Exercise brief: Write out the data word for word and drop any picture you find.

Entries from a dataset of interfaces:
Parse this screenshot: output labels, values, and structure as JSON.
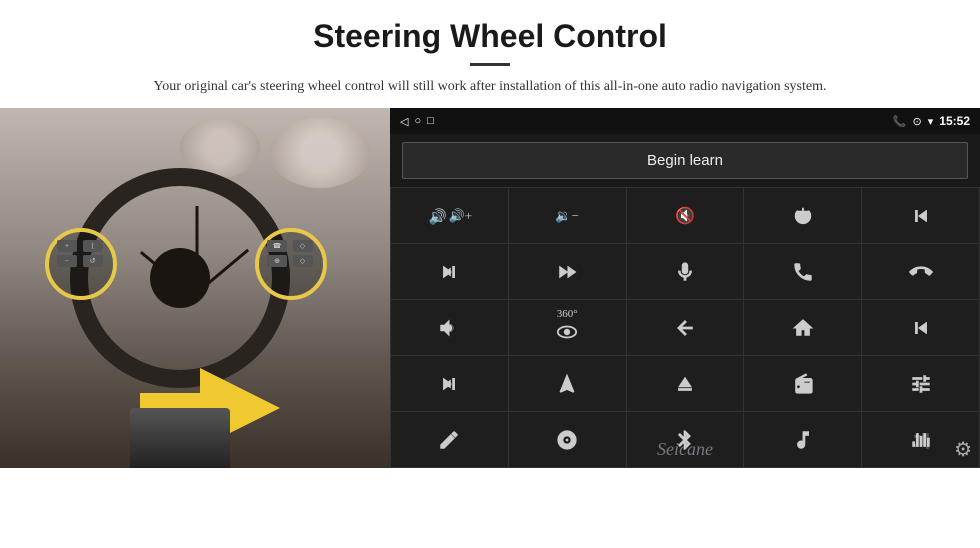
{
  "header": {
    "title": "Steering Wheel Control",
    "subtitle": "Your original car's steering wheel control will still work after installation of this all-in-one auto radio navigation system."
  },
  "display": {
    "status_bar": {
      "nav_back": "◁",
      "nav_home": "○",
      "nav_square": "□",
      "signal_icon": "▪▪",
      "phone_icon": "📞",
      "location_icon": "⊙",
      "wifi_icon": "▾",
      "time": "15:52"
    },
    "begin_learn_label": "Begin learn",
    "watermark": "Seicane",
    "buttons": [
      {
        "id": "vol-up",
        "icon": "vol-up"
      },
      {
        "id": "vol-down",
        "icon": "vol-down"
      },
      {
        "id": "mute",
        "icon": "mute"
      },
      {
        "id": "power",
        "icon": "power"
      },
      {
        "id": "prev-track-phone",
        "icon": "prev-track-phone"
      },
      {
        "id": "next-track",
        "icon": "next-track"
      },
      {
        "id": "fast-forward",
        "icon": "fast-forward"
      },
      {
        "id": "mic",
        "icon": "mic"
      },
      {
        "id": "phone",
        "icon": "phone"
      },
      {
        "id": "hang-up",
        "icon": "hang-up"
      },
      {
        "id": "horn",
        "icon": "horn"
      },
      {
        "id": "360-view",
        "icon": "360-view"
      },
      {
        "id": "back",
        "icon": "back"
      },
      {
        "id": "home",
        "icon": "home"
      },
      {
        "id": "skip-back",
        "icon": "skip-back"
      },
      {
        "id": "skip-forward",
        "icon": "skip-forward"
      },
      {
        "id": "nav",
        "icon": "nav"
      },
      {
        "id": "eject",
        "icon": "eject"
      },
      {
        "id": "radio",
        "icon": "radio"
      },
      {
        "id": "settings-sliders",
        "icon": "settings-sliders"
      },
      {
        "id": "pen",
        "icon": "pen"
      },
      {
        "id": "cd",
        "icon": "cd"
      },
      {
        "id": "bluetooth",
        "icon": "bluetooth"
      },
      {
        "id": "music",
        "icon": "music"
      },
      {
        "id": "eq",
        "icon": "eq"
      }
    ]
  }
}
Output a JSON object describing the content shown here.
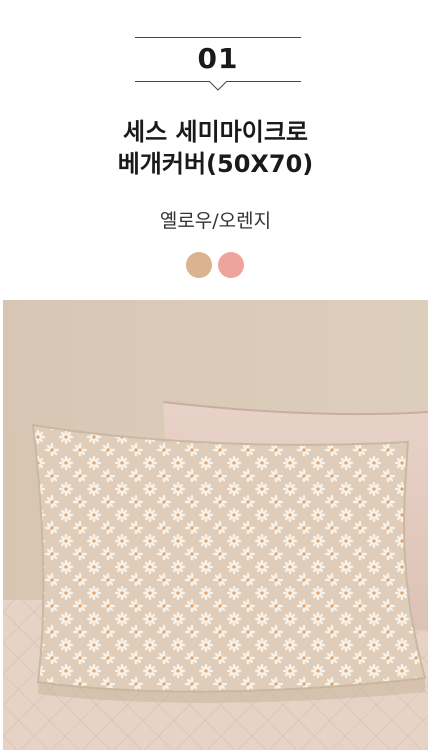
{
  "badge": {
    "number": "01"
  },
  "product": {
    "title_line1": "세스 세미마이크로",
    "title_line2": "베개커버(50X70)",
    "color_name": "옐로우/오렌지"
  },
  "swatches": [
    {
      "name": "yellow",
      "color": "#d9b48e"
    },
    {
      "name": "orange",
      "color": "#eea49a"
    }
  ],
  "photo": {
    "subject": "floral pillowcase on bed"
  }
}
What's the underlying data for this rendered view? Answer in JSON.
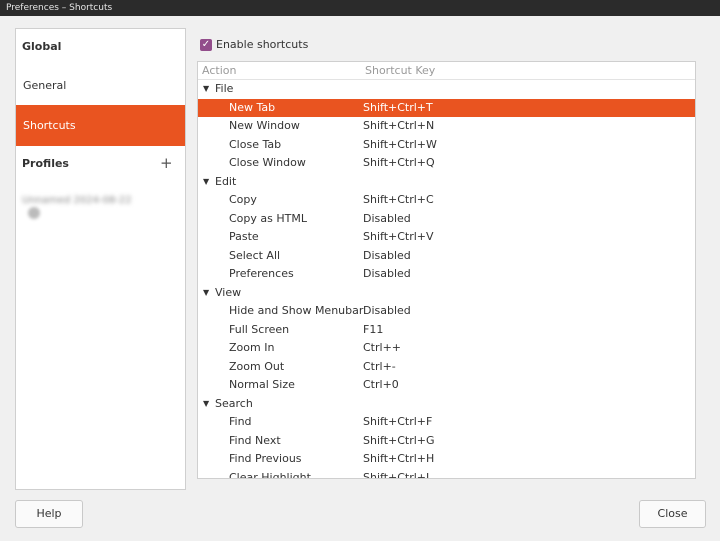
{
  "window": {
    "title": "Preferences – Shortcuts"
  },
  "sidebar": {
    "global_label": "Global",
    "general_label": "General",
    "shortcuts_label": "Shortcuts",
    "profiles_label": "Profiles",
    "add_label": "+",
    "profile_item": "Unnamed 2024-08-22"
  },
  "main": {
    "enable_label": "Enable shortcuts",
    "enable_checked": true,
    "columns": {
      "action": "Action",
      "key": "Shortcut Key"
    }
  },
  "groups": [
    {
      "name": "File",
      "items": [
        {
          "action": "New Tab",
          "key": "Shift+Ctrl+T",
          "selected": true
        },
        {
          "action": "New Window",
          "key": "Shift+Ctrl+N"
        },
        {
          "action": "Close Tab",
          "key": "Shift+Ctrl+W"
        },
        {
          "action": "Close Window",
          "key": "Shift+Ctrl+Q"
        }
      ]
    },
    {
      "name": "Edit",
      "items": [
        {
          "action": "Copy",
          "key": "Shift+Ctrl+C"
        },
        {
          "action": "Copy as HTML",
          "key": "Disabled"
        },
        {
          "action": "Paste",
          "key": "Shift+Ctrl+V"
        },
        {
          "action": "Select All",
          "key": "Disabled"
        },
        {
          "action": "Preferences",
          "key": "Disabled"
        }
      ]
    },
    {
      "name": "View",
      "items": [
        {
          "action": "Hide and Show Menubar",
          "key": "Disabled"
        },
        {
          "action": "Full Screen",
          "key": "F11"
        },
        {
          "action": "Zoom In",
          "key": "Ctrl++"
        },
        {
          "action": "Zoom Out",
          "key": "Ctrl+-"
        },
        {
          "action": "Normal Size",
          "key": "Ctrl+0"
        }
      ]
    },
    {
      "name": "Search",
      "items": [
        {
          "action": "Find",
          "key": "Shift+Ctrl+F"
        },
        {
          "action": "Find Next",
          "key": "Shift+Ctrl+G"
        },
        {
          "action": "Find Previous",
          "key": "Shift+Ctrl+H"
        },
        {
          "action": "Clear Highlight",
          "key": "Shift+Ctrl+J"
        }
      ]
    }
  ],
  "buttons": {
    "help": "Help",
    "close": "Close"
  },
  "colors": {
    "accent": "#e95420",
    "checkbox": "#924d8b"
  },
  "icons": {
    "check": "check-icon",
    "caret": "caret-down-icon",
    "add": "plus-icon"
  }
}
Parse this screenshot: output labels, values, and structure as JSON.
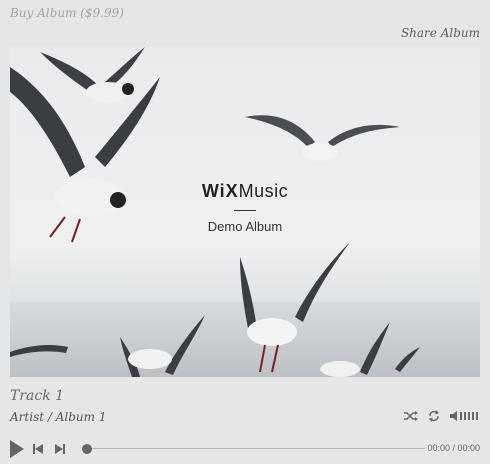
{
  "header": {
    "buy_label": "Buy Album ($9.99)",
    "share_label": "Share Album"
  },
  "cover": {
    "logo_bold": "WiX",
    "logo_rest": "Music",
    "album_title": "Demo Album"
  },
  "track": {
    "title": "Track 1",
    "artist_album": "Artist / Album 1"
  },
  "player": {
    "time": "00:00 / 00:00",
    "progress_fraction": 0
  },
  "icons": {
    "shuffle": "shuffle-icon",
    "repeat": "repeat-icon",
    "volume": "volume-icon",
    "play": "play-icon",
    "previous": "previous-icon",
    "next": "next-icon"
  },
  "colors": {
    "background": "#e6e6e6",
    "link_muted": "#a3a3a3",
    "text_dark": "#5e5e5e",
    "control": "#666666"
  }
}
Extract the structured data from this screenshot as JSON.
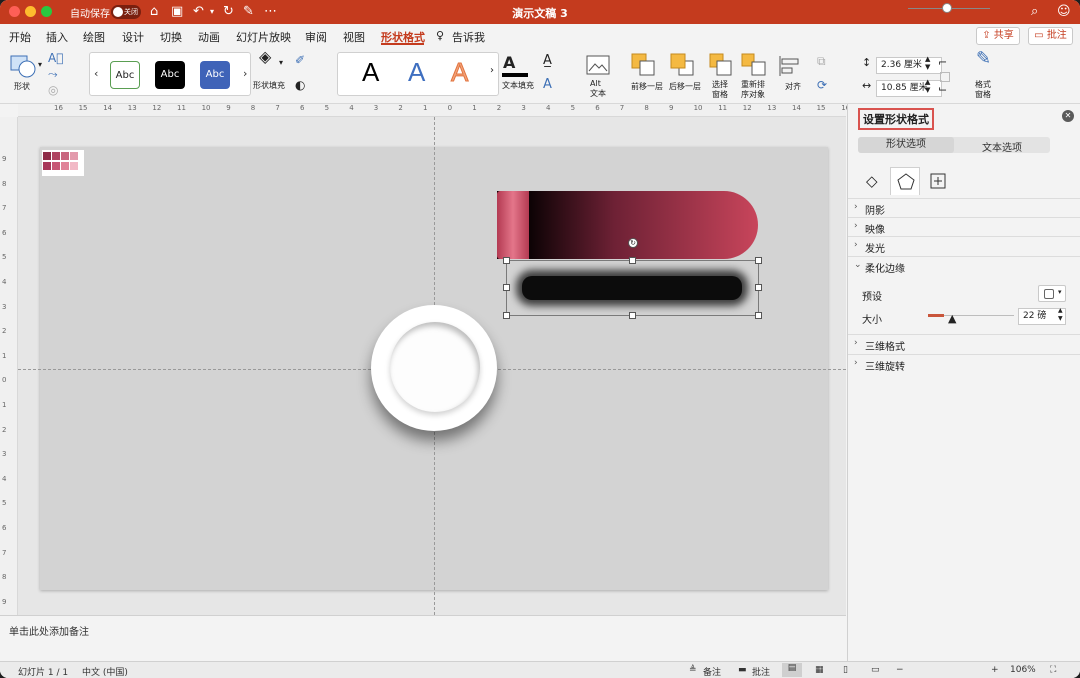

Response to the task:
Parse this screenshot: output labels, values, and structure as JSON.
{
  "header": {
    "title": "Steering Wheel Control",
    "subtitle": "Your original car's steering wheel control will still work after installation of this all-in-one auto radio navigation system."
  },
  "display": {
    "status_bar": {
      "nav_back": "◁",
      "nav_home": "○",
      "nav_square": "□",
      "signal_icon": "▪▪",
      "phone_icon": "📞",
      "location_icon": "⊙",
      "wifi_icon": "▾",
      "time": "15:52"
    },
    "begin_learn_label": "Begin learn",
    "watermark": "Seicane",
    "buttons": [
      {
        "id": "vol-up",
        "icon": "vol-up"
      },
      {
        "id": "vol-down",
        "icon": "vol-down"
      },
      {
        "id": "mute",
        "icon": "mute"
      },
      {
        "id": "power",
        "icon": "power"
      },
      {
        "id": "prev-track-phone",
        "icon": "prev-track-phone"
      },
      {
        "id": "next-track",
        "icon": "next-track"
      },
      {
        "id": "fast-forward",
        "icon": "fast-forward"
      },
      {
        "id": "mic",
        "icon": "mic"
      },
      {
        "id": "phone",
        "icon": "phone"
      },
      {
        "id": "hang-up",
        "icon": "hang-up"
      },
      {
        "id": "horn",
        "icon": "horn"
      },
      {
        "id": "360-view",
        "icon": "360-view"
      },
      {
        "id": "back",
        "icon": "back"
      },
      {
        "id": "home",
        "icon": "home"
      },
      {
        "id": "skip-back",
        "icon": "skip-back"
      },
      {
        "id": "skip-forward",
        "icon": "skip-forward"
      },
      {
        "id": "nav",
        "icon": "nav"
      },
      {
        "id": "eject",
        "icon": "eject"
      },
      {
        "id": "radio",
        "icon": "radio"
      },
      {
        "id": "settings-sliders",
        "icon": "settings-sliders"
      },
      {
        "id": "pen",
        "icon": "pen"
      },
      {
        "id": "cd",
        "icon": "cd"
      },
      {
        "id": "bluetooth",
        "icon": "bluetooth"
      },
      {
        "id": "music",
        "icon": "music"
      },
      {
        "id": "eq",
        "icon": "eq"
      }
    ]
  }
}
Output a JSON object describing the content shown here.
{
  "badge": {
    "number": "01"
  },
  "product": {
    "title_line1": "세스 세미마이크로",
    "title_line2": "베개커버(50X70)",
    "color_name": "옐로우/오렌지"
  },
  "swatches": [
    {
      "name": "yellow",
      "color": "#d9b48e"
    },
    {
      "name": "orange",
      "color": "#eea49a"
    }
  ],
  "photo": {
    "subject": "floral pillowcase on bed"
  }
}
What's the underlying data for this rendered view? Answer in JSON.
{
  "window": {
    "title": "Preferences – Shortcuts"
  },
  "sidebar": {
    "global_label": "Global",
    "general_label": "General",
    "shortcuts_label": "Shortcuts",
    "profiles_label": "Profiles",
    "add_label": "+",
    "profile_item": "Unnamed 2024-08-22"
  },
  "main": {
    "enable_label": "Enable shortcuts",
    "enable_checked": true,
    "columns": {
      "action": "Action",
      "key": "Shortcut Key"
    }
  },
  "groups": [
    {
      "name": "File",
      "items": [
        {
          "action": "New Tab",
          "key": "Shift+Ctrl+T",
          "selected": true
        },
        {
          "action": "New Window",
          "key": "Shift+Ctrl+N"
        },
        {
          "action": "Close Tab",
          "key": "Shift+Ctrl+W"
        },
        {
          "action": "Close Window",
          "key": "Shift+Ctrl+Q"
        }
      ]
    },
    {
      "name": "Edit",
      "items": [
        {
          "action": "Copy",
          "key": "Shift+Ctrl+C"
        },
        {
          "action": "Copy as HTML",
          "key": "Disabled"
        },
        {
          "action": "Paste",
          "key": "Shift+Ctrl+V"
        },
        {
          "action": "Select All",
          "key": "Disabled"
        },
        {
          "action": "Preferences",
          "key": "Disabled"
        }
      ]
    },
    {
      "name": "View",
      "items": [
        {
          "action": "Hide and Show Menubar",
          "key": "Disabled"
        },
        {
          "action": "Full Screen",
          "key": "F11"
        },
        {
          "action": "Zoom In",
          "key": "Ctrl++"
        },
        {
          "action": "Zoom Out",
          "key": "Ctrl+-"
        },
        {
          "action": "Normal Size",
          "key": "Ctrl+0"
        }
      ]
    },
    {
      "name": "Search",
      "items": [
        {
          "action": "Find",
          "key": "Shift+Ctrl+F"
        },
        {
          "action": "Find Next",
          "key": "Shift+Ctrl+G"
        },
        {
          "action": "Find Previous",
          "key": "Shift+Ctrl+H"
        },
        {
          "action": "Clear Highlight",
          "key": "Shift+Ctrl+J"
        }
      ]
    }
  ],
  "buttons": {
    "help": "Help",
    "close": "Close"
  },
  "colors": {
    "accent": "#e95420",
    "checkbox": "#924d8b"
  },
  "icons": {
    "check": "check-icon",
    "caret": "caret-down-icon",
    "add": "plus-icon"
  }
}
Parse this screenshot: output labels, values, and structure as JSON.
{
  "header": {
    "buy_label": "Buy Album ($9.99)",
    "share_label": "Share Album"
  },
  "cover": {
    "logo_bold": "WiX",
    "logo_rest": "Music",
    "album_title": "Demo Album"
  },
  "track": {
    "title": "Track 1",
    "artist_album": "Artist / Album 1"
  },
  "player": {
    "time": "00:00 / 00:00",
    "progress_fraction": 0
  },
  "icons": {
    "shuffle": "shuffle-icon",
    "repeat": "repeat-icon",
    "volume": "volume-icon",
    "play": "play-icon",
    "previous": "previous-icon",
    "next": "next-icon"
  },
  "colors": {
    "background": "#e6e6e6",
    "link_muted": "#a3a3a3",
    "text_dark": "#5e5e5e",
    "control": "#666666"
  }
}
Extract the structured data from this screenshot as JSON.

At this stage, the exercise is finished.